• Aim of the task: In the listing that follows, determine how many lines include the word "this". Respond with that number alone.
★ ★ ★ ★
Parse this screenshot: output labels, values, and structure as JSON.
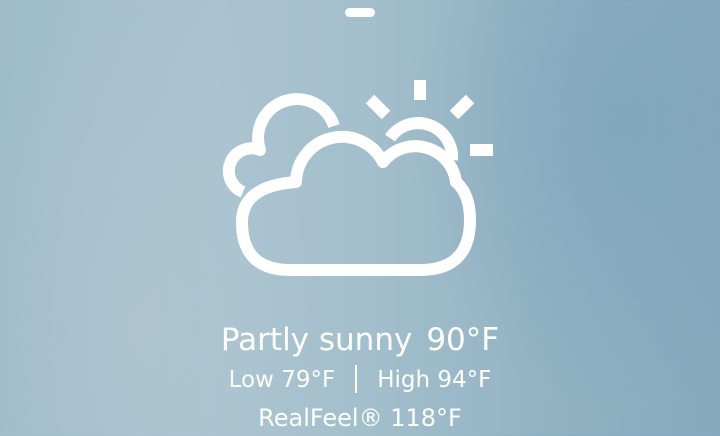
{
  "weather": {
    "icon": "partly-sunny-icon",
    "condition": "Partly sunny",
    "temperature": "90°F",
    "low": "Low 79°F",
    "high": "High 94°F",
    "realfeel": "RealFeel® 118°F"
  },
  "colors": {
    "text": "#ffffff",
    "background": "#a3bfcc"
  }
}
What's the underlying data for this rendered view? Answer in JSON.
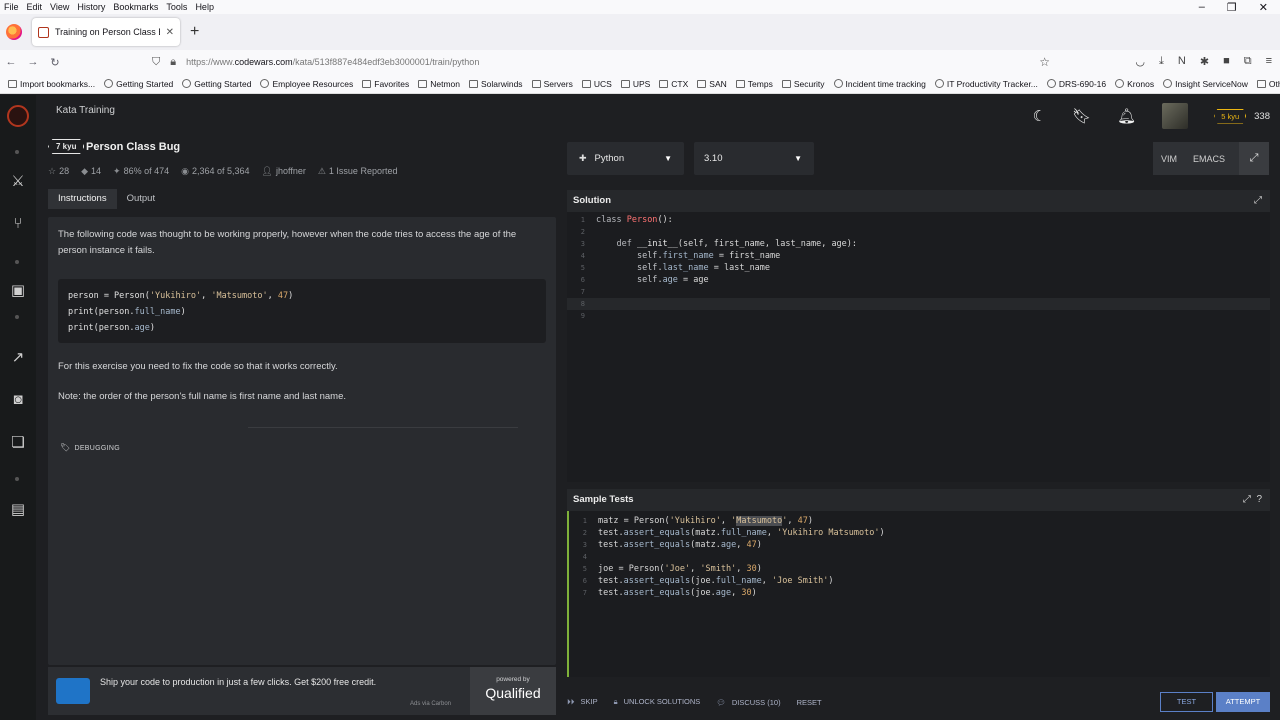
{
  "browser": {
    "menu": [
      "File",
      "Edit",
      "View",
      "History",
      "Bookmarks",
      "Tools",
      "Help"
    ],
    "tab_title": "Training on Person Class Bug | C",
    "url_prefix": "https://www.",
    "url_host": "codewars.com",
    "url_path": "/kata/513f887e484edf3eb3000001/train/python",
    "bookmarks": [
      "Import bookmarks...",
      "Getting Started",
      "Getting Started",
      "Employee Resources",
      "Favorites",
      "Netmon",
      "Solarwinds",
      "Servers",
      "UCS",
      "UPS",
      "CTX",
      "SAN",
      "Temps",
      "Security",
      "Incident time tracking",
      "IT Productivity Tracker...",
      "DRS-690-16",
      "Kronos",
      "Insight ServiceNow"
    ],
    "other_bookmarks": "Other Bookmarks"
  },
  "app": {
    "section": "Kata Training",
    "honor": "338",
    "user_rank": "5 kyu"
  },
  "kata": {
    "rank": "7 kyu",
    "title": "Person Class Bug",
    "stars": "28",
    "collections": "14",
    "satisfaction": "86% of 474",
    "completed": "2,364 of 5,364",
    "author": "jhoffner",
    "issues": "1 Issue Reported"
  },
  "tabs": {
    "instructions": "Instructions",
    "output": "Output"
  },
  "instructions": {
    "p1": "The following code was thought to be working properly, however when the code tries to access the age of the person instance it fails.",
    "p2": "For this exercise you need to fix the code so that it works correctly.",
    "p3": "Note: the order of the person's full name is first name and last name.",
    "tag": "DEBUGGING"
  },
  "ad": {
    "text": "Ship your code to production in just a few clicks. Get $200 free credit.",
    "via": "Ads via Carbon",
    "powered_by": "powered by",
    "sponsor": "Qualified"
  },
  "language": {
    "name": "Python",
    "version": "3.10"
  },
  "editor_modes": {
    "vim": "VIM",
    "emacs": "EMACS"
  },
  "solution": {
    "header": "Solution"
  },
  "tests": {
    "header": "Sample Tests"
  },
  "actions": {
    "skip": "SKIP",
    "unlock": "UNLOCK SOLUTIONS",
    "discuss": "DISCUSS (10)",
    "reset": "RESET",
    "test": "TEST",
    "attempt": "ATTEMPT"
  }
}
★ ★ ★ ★
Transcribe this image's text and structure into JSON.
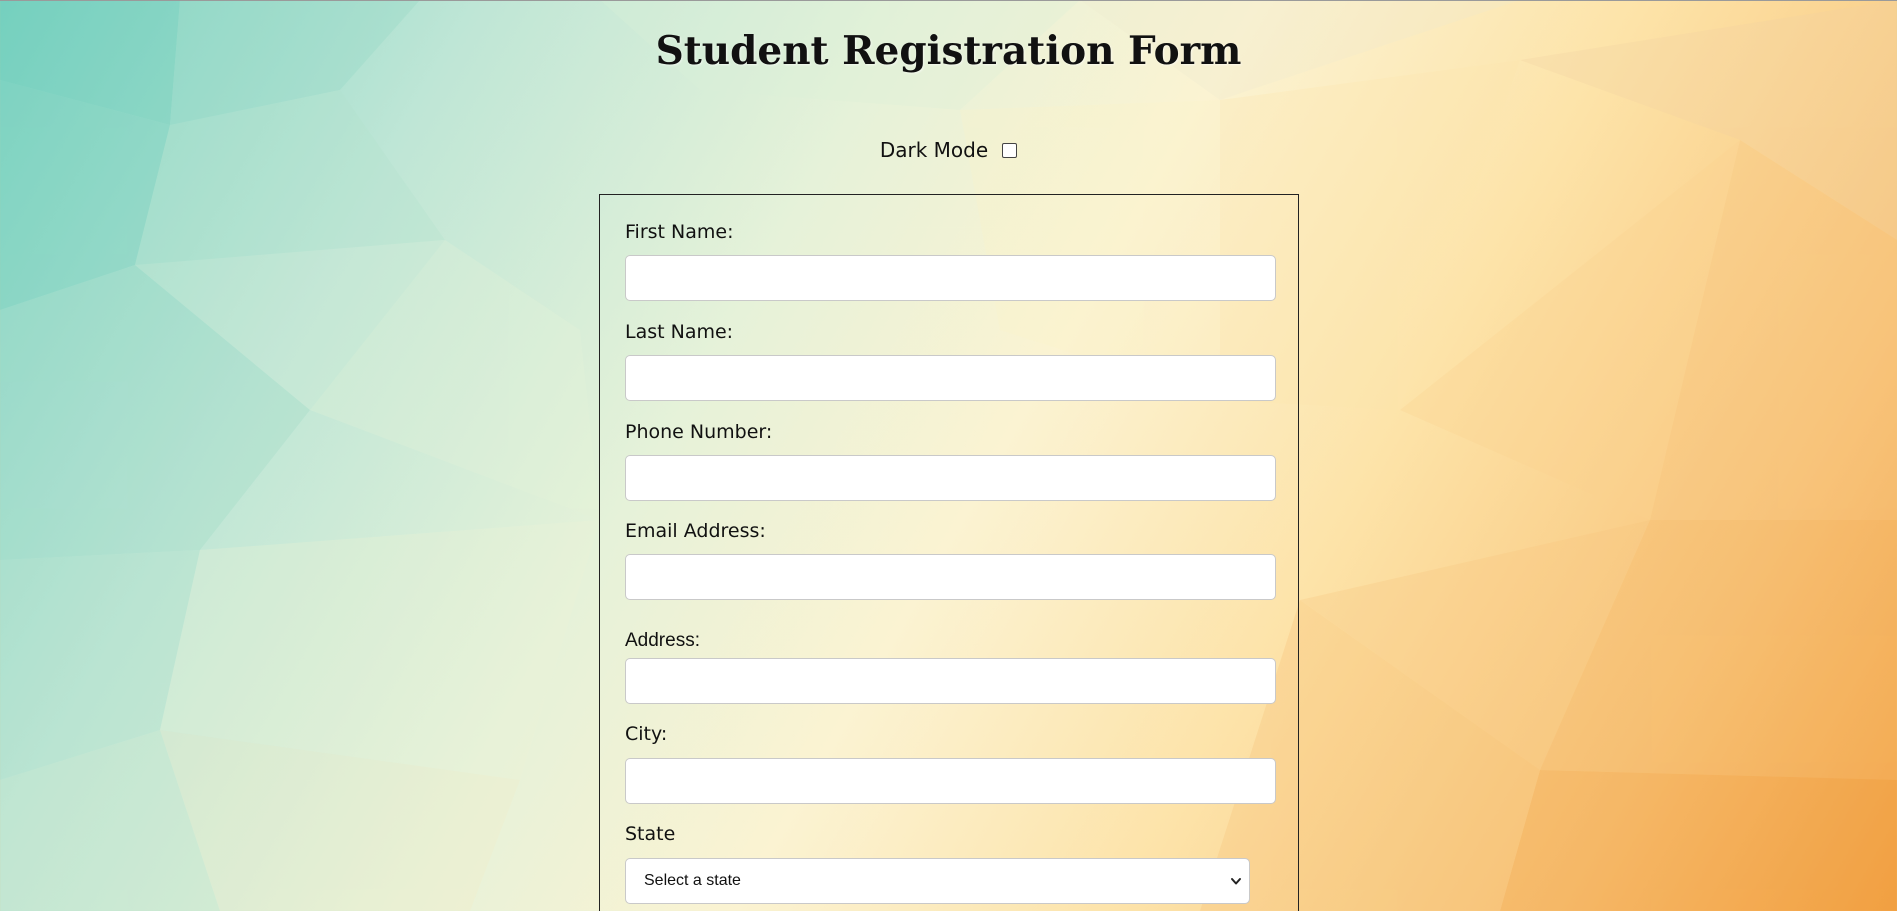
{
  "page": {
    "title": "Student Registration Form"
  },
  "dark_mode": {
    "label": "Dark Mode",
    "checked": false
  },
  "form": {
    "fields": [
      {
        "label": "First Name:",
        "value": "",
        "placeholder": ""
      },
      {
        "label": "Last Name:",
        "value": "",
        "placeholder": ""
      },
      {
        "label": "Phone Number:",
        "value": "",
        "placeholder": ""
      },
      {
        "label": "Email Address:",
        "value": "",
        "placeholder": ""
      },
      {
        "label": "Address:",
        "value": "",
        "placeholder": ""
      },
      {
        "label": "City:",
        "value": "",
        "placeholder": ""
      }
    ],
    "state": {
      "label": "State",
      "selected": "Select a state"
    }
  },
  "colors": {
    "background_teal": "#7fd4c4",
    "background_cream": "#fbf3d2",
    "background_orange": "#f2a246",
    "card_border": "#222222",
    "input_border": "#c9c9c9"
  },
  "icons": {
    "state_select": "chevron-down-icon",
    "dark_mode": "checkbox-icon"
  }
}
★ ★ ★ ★
• Output of the task: 4